Tuesday 10 June 2014

Subdued JCK Vegas Show Meets Expectations

Subdued JCK Vegas Show Meets Expectations

Jun 3, 2014 5:26 AM By Avi Krawitz

RAPAPORT... The JCK Las Vegas show closed on Monday with diamond suppliers satisfied with the level of sales even though trading activity was slower than previous years. Exhibitors noted that buyers bought goods to fill orders but they avoided larger scale purchases to fill inventory. Similarly, inter-dealer trading was stable but slightly subdued.

“Demand is consistent and we’re selling the commercial price-point products in the U.S.,” said Dotan Meirov, the chief operating officer at MID House of Diamonds, a polished diamond distributor. “The market is stable and so are prices.”

Most exhibitors who spoke with Rapaport News noted that visitor traffic was down from last year with some suggesting that fewer middle-market independent retailers were in attendance. In addition, they reported that there were fewer buyers from the Far East than was the case in 2013.

Prakash Narola, the owner of Diamonds on Fire, explained that it’s becoming more difficult for smaller businesses across the pipeline to survive as the bigger groups are consolidating and squeezing out the smaller companies. Dealers noted that most of the large U.S. retail jewelers were at the show meeting their suppliers.

A New York polished dealer who requested anonymity suggested that in contrast to the Far East, the U.S. does not have many buyers who are looking to build inventory. “You have a few big players that have programs but the rest are stores that are looking to fill orders and are not buying for stock at the moment,” he said. “The middle market has a limited amount of money to spend and was not in Vegas in big numbers.”

David Grunberger, the president of Grunberger Diamonds, a manufacturer of small ideal-make diamonds in hearts and arrows, observed that buyers were more focused this year and came with the intent to build relationships and move their businesses forward. Others agreed and stressed the strong networking opportunities provided by the show.

Still, Nader Malakan, of Malakan, a jewelry manufacturer and supplier to small independent retail jewelers, reported that the market is good for commercial-quality diamonds in clarities of VS and lower.

He noted that sentiment about the economy has slowly improved in the past two or three years. Similarly, Isaac Berman of Berman Diamonds, an Israel-based polished supplier, observed that the general feeling is that the economy is improving and that people are buying luxury products again.

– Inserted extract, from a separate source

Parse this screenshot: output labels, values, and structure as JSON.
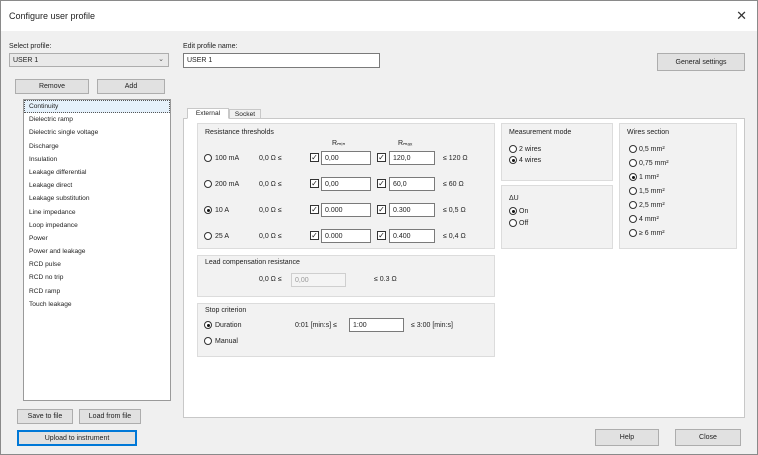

As a result, most were satisfied that the positive momentum from the beginning of the year was maintained at the show and expect the market to remain stable in the second half of the year. “May was strong for us and the show was a good way to end the month,” said Zachery Ruttenberg, a sales manager at Emby International. “We can now renew our strategies as we head into the summer and fall months.”

The following trends were observed by diamond suppliers that spoke with Rapaport News:

• There was good demand for 0.30-carat to 0.70-carat, G-J, VS-SI goods.
• There was strong demand for non-certified pointer sizes in parcels.
• Demand for certified 1-carat to 2.99-carat diamonds was on the weak side.
• There were a lot of inquiries for 3-carat and larger sizes.
• There were shortages of good-quality fine-cut diamonds.
• The market for large, special stones has slowed slightly in recent weeks following disappointing prices at the Geneva auctions.
• Commercial-quality, fancy color diamonds remain strong.
• There was steady demand for fancy shapes with pears and ovals being the most popular items and improving demand for princess cuts below 1-carat. Baguettes are moving but are difficult to find.